SUSE Partner Software Certifications
"Ready for SUSE Linux" Partner Software

The software listings in our SUSE Partner Software Catalog (PSC) are constantly being updated by partners as they release new SUSE support statements and add new product features. The catalog now contains more than 7,000 software product listings in the catalog now. You can see summary highlights for a product and then drill down to the level of detail you need for a specific product version with a specific SUSE version and hardware architecture. Our program, which ISVs work with to populate the catalog, is the Ready for SUSE Linux program at If you have an ISV solution that you want to see advertised on SUSE Linux, please refer your ISV to our site. We are happy to work with them.


Some recent updates to the SUSE PSC are:
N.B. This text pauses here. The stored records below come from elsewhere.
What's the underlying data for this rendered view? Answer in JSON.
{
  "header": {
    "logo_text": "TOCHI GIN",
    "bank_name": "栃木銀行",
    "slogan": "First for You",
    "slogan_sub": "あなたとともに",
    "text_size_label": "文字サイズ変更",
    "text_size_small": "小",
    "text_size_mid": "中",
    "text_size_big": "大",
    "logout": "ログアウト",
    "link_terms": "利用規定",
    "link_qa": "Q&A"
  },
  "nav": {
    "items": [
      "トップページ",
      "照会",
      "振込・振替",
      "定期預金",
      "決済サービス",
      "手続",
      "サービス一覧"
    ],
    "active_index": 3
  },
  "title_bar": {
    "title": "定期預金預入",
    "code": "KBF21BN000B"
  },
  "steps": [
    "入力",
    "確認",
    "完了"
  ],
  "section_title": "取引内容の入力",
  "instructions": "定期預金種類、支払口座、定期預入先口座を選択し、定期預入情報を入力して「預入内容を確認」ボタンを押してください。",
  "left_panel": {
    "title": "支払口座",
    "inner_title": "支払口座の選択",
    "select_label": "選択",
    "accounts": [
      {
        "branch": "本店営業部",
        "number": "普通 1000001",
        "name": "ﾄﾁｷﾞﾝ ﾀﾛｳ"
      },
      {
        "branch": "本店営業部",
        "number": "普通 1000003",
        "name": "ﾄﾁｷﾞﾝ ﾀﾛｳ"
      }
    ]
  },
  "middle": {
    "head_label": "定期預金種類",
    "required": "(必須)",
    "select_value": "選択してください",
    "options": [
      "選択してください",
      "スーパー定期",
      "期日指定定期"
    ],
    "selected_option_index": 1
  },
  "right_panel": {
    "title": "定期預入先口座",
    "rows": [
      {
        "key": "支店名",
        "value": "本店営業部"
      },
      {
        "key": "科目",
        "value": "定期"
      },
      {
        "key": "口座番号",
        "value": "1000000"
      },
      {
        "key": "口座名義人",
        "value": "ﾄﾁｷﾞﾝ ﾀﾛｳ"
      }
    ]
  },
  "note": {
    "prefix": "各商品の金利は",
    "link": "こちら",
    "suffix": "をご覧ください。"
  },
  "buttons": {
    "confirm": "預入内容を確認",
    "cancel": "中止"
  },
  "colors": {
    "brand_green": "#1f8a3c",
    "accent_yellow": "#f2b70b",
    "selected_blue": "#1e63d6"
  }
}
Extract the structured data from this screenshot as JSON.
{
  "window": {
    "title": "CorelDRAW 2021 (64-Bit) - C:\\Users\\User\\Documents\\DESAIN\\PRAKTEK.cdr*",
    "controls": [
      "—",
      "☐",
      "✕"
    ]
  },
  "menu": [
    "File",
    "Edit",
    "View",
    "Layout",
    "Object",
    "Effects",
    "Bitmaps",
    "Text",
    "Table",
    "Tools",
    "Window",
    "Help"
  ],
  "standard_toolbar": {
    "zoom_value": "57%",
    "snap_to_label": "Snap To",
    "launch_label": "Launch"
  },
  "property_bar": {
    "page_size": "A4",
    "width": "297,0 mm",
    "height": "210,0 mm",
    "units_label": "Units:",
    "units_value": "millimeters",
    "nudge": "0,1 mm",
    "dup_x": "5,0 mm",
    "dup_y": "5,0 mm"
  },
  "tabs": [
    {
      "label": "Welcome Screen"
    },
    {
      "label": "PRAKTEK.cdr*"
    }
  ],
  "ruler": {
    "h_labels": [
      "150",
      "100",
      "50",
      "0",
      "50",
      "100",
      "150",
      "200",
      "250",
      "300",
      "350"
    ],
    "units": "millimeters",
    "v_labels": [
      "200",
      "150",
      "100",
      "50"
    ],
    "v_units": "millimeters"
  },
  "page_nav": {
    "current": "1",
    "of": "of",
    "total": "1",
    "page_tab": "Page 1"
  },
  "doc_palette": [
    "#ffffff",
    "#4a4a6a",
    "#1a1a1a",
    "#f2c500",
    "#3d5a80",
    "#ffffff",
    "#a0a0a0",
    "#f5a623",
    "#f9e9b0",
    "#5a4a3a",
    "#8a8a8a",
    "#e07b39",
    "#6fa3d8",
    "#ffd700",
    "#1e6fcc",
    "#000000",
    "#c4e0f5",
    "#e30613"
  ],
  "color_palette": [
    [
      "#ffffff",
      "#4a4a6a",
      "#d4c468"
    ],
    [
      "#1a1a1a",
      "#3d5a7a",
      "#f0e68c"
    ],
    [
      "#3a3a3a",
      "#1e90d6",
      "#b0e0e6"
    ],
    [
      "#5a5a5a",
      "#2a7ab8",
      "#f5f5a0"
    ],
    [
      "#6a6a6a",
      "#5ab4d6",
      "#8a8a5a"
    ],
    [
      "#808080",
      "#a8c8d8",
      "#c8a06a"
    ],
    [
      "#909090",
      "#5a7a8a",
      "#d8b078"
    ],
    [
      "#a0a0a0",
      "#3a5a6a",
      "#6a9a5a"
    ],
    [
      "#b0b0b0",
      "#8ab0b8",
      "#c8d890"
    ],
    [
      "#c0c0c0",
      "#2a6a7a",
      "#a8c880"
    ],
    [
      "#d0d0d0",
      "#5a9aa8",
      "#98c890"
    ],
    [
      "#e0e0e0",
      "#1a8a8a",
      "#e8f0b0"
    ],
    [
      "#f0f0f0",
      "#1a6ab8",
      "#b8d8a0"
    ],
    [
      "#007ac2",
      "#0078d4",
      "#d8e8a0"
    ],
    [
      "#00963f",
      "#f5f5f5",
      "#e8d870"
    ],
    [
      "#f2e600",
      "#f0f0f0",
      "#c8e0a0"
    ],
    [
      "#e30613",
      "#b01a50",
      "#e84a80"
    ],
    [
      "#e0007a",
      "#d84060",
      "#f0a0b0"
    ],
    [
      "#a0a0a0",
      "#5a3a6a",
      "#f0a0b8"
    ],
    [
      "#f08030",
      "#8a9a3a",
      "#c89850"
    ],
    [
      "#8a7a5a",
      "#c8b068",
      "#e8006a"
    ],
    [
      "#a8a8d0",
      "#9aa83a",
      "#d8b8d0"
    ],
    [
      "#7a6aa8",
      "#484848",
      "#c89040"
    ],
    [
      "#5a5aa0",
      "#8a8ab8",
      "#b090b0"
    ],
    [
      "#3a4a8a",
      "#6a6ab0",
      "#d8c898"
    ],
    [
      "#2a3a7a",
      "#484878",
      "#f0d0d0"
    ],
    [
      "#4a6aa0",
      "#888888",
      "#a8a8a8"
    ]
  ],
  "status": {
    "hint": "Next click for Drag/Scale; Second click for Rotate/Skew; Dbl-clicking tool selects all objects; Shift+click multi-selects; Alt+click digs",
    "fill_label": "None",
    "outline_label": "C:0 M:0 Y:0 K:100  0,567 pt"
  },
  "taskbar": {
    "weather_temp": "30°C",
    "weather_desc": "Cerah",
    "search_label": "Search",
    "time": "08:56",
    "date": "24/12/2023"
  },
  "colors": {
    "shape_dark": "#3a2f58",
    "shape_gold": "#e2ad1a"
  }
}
  • Oracle Database 12c R1 ( Now certified on SUSE Linux Enterprise 12 Service Pack 1 Oracle Database 12c delivers industry leading performance, scalability, security and reliability on a choice of clustered or single-servers running Windows, Linux, and UNIX. It provides comprehensive features to easily manage the most demanding transaction processing, business intelligence, and content management applications.
  • Fujitsu Enabling Software Technology: Open Service Catalog Manager 2015-11 Open Service Catalog Manager is a free, open source software which is based on FUJITSU Software Systemwalker Service Catalog Manager. It provides a self-service platform for enterprises and service providers to deliver their software, infrastructure, or platform services to service consumers. It also has linkage plugins that seamlessly connect to each type of cloud as well as other features, including functions for calculating usage fees based on actual usage and for generating reports. By using Open Service Catalog Manager, users are able to raise the operational efficiency of their cloud environments and enhance the convenience of cloud services.
  • Balabit: syslog-ng Premium Edition The syslog-ng Premium Edition log server tool allows system administrators and security experts to build a trusted, centralized logging infrastructure for reviewing and auditing the log messages of over 50 platforms. The syslog-ng solution incorporates the functions of clients, relays, and servers into a trusted, multi-platform logging infrastructure. It collects and classifies the log messages of operating systems and applications and transfers them to the high-performance log server in an encrypted and reliable channel where the messages can be processed further and stored in secure, encrypted files or databases. Supporting reliable transport protocols, message buffering, and client-side failover, syslog-ng minimizes the risk of message loss, thus suiting compliance requirements, such as PCI-DSS.
  • Cendio AB: ThinLinc 4.5.0 ThinLinc provides several industry-leading technologies and innovations that improve performance, increase security and drive down the cost of delivering Linux and Windows-based applications at the same desktop. It is the only solution that integrates such a comprehensive set of features, enabling it to become a strategic part of your application delivery Infrastructure. ThinLinc is a fast and versatile remote desktop solution. It is based on open source software such as TigerVNC, SSH, and PulseAudio. The ThinLinc server software can be used to publish Linux/Unix desktops and applications to thin clients. The system also supports Windows Remote Desktop Services. ThinLinc supports redirection of sound, serial ports, disk drives, local printers, and Smart Card readers. Clients are available for a wide variety of platforms. When used with the VirtualGL software, ThinLinc can deliver high performance graphics with OpenGL applications, in a thin client environment.